U.S. Rep. Mel Watt, a Charlotte Democrat who represents the 12th Congressional District, said Republicans’ desire to gain partisan advantage has led them to violate “both the letter and spirit of the Voting Rights Act.”

“It represents a disappointing effort by the Republicans to dilute and minimize political influence of African-American voters in the Piedmont by packing all of them into the 12th District so none of them have influence in adjoining districts,” he said in a statement. “It also represents a sinister Republican effort to use African Americans as pawns in their effort to gain partisan, political gains in Congress.”

Irving Joyner, a N.C. Central University professor and state NAACP Legal redress chair, agrees. “If enacted, this Republican plan will bleach all of the color out of the districts from which they seek to elect their members,” he said in an email.  “My reading of court decisions, which interpret the Voting Rights Acts, says that this map is illegal.”

He continued: “What the Republicans are attempting to do is an abuse of power and, if successful, will create a ‘separate and unequal’ political landscape in which minorities will be allowed to sit in the room with political decision-makers, but will not be at the table with positions of power and influence.  The districts in which African-Americans will be stacked and packed are the 1st (G.K. Butterfield), 4th (David Price) and 12th (Watt).  Once this map is enacted, it is going to end up in litigation.  The Republicans already plan to seek pre-clearance of the districts from the United States Court of Appeals for the District of Columbia.  Once that occurs, a motion to intervene will likely be filed on behalf of several civil rights organizations.”

Rucho said lawmakers plan to send the final maps to both the courts and the justice department for approval around Aug. 1.

“We’re trying to follow the letter of the law with the Voting Rights Act and draw fair and legal districts, where voters will have a chance to choose a candidate of their choice,” he said.  “People who are claiming packing or claiming racial gerrymandering they are not reading the law the way it is written.”

Davis added: “I really don’t think there’s a violation of the Voting Rights Act.  I go back to the people that were a part of the inner circle of this, the first opportunity for Republicans to do this in over 100 years.  Those are smart attorneys who know their worst nightmare is for that issue to be litigated successfully, so I believe they would have gone out of their way to make sure there were no voting rights violations.”

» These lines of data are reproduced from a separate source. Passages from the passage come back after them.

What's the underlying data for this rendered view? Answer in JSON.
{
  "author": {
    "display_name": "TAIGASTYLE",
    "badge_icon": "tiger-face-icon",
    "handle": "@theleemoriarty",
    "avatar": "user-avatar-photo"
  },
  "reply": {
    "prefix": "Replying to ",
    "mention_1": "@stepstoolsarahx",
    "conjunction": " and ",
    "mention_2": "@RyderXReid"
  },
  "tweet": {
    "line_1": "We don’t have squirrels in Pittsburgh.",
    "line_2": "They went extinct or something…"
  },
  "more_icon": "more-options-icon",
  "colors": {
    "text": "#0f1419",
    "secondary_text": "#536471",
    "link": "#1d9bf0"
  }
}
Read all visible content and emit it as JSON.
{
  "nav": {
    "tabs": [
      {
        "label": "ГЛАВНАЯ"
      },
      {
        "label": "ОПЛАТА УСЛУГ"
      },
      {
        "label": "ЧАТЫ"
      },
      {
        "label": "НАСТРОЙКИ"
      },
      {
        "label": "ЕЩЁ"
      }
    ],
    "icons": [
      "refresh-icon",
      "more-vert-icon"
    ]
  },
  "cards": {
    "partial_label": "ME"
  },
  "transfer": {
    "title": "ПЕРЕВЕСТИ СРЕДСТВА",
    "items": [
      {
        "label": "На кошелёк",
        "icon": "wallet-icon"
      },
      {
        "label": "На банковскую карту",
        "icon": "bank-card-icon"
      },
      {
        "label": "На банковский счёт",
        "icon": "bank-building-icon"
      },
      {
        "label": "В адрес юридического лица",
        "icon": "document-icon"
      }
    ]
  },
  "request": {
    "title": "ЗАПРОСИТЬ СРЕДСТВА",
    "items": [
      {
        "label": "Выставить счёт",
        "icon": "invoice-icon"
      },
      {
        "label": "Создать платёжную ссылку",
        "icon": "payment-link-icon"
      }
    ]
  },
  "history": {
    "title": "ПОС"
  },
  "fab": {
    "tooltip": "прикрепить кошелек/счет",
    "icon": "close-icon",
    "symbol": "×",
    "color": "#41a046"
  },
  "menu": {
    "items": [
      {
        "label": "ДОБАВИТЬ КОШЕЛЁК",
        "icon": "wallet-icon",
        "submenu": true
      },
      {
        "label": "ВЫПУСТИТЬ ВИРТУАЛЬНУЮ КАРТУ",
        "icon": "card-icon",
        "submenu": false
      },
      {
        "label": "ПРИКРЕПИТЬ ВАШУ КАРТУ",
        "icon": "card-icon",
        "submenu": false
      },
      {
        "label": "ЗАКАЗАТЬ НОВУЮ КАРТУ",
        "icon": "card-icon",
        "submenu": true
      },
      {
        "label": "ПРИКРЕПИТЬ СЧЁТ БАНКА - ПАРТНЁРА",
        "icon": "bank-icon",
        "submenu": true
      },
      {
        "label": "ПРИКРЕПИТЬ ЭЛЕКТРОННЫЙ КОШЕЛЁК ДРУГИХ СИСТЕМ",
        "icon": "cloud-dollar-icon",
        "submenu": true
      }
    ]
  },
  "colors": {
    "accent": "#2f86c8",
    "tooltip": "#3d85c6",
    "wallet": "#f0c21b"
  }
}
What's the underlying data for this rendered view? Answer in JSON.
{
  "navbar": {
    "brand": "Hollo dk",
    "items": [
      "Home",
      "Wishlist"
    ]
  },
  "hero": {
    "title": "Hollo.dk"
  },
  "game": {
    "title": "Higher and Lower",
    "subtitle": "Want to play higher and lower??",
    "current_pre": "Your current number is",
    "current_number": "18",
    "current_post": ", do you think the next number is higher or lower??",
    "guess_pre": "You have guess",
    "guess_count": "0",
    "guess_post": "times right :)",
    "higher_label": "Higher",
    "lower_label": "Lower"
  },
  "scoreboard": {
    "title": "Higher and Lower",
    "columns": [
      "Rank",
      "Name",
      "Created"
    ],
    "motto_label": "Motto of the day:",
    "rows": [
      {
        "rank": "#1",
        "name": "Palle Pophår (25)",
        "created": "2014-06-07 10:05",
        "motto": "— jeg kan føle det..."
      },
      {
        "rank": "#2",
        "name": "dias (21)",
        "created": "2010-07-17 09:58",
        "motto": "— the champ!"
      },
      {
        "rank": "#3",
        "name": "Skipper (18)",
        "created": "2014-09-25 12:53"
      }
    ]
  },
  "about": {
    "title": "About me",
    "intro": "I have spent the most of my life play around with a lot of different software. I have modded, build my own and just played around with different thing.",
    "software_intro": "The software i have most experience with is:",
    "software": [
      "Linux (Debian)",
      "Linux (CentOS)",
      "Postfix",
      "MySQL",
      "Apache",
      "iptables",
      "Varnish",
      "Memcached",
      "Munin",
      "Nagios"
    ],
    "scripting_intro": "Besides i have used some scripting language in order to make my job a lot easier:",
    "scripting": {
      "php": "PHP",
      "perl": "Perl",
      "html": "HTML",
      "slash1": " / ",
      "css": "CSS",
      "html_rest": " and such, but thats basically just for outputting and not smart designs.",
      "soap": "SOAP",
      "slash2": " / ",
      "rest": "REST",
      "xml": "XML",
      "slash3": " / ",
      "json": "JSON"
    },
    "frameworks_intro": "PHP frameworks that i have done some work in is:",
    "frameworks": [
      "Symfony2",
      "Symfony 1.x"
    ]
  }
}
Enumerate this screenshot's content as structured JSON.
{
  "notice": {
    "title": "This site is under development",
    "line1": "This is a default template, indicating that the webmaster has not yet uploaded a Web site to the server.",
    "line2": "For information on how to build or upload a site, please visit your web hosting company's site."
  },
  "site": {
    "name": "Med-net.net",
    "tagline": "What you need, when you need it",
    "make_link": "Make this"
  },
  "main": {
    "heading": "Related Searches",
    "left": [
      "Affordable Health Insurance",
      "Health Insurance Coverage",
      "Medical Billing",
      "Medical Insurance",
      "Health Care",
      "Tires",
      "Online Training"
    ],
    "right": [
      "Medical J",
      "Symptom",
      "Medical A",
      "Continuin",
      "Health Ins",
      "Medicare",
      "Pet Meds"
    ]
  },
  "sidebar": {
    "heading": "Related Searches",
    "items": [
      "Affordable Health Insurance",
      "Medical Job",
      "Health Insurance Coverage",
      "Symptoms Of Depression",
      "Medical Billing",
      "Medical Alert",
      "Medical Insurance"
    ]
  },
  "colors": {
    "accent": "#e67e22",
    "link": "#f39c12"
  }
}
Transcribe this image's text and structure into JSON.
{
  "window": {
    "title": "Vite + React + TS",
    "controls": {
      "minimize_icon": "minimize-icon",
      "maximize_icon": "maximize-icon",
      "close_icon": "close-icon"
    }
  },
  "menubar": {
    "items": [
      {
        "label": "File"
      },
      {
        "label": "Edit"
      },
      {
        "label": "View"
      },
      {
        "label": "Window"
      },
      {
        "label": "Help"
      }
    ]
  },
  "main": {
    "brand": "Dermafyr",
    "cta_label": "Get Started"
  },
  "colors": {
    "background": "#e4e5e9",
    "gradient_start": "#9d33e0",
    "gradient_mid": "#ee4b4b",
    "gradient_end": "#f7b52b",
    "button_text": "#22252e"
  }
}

Republican lawmakers drew this proposed map of North Carolina's 13 congressional districts. Democrats and civil rights advocates say the districts, which could give the GOP control of as many as 10 seats in the U.S. House of Representatives, dilute the influence of minority voters.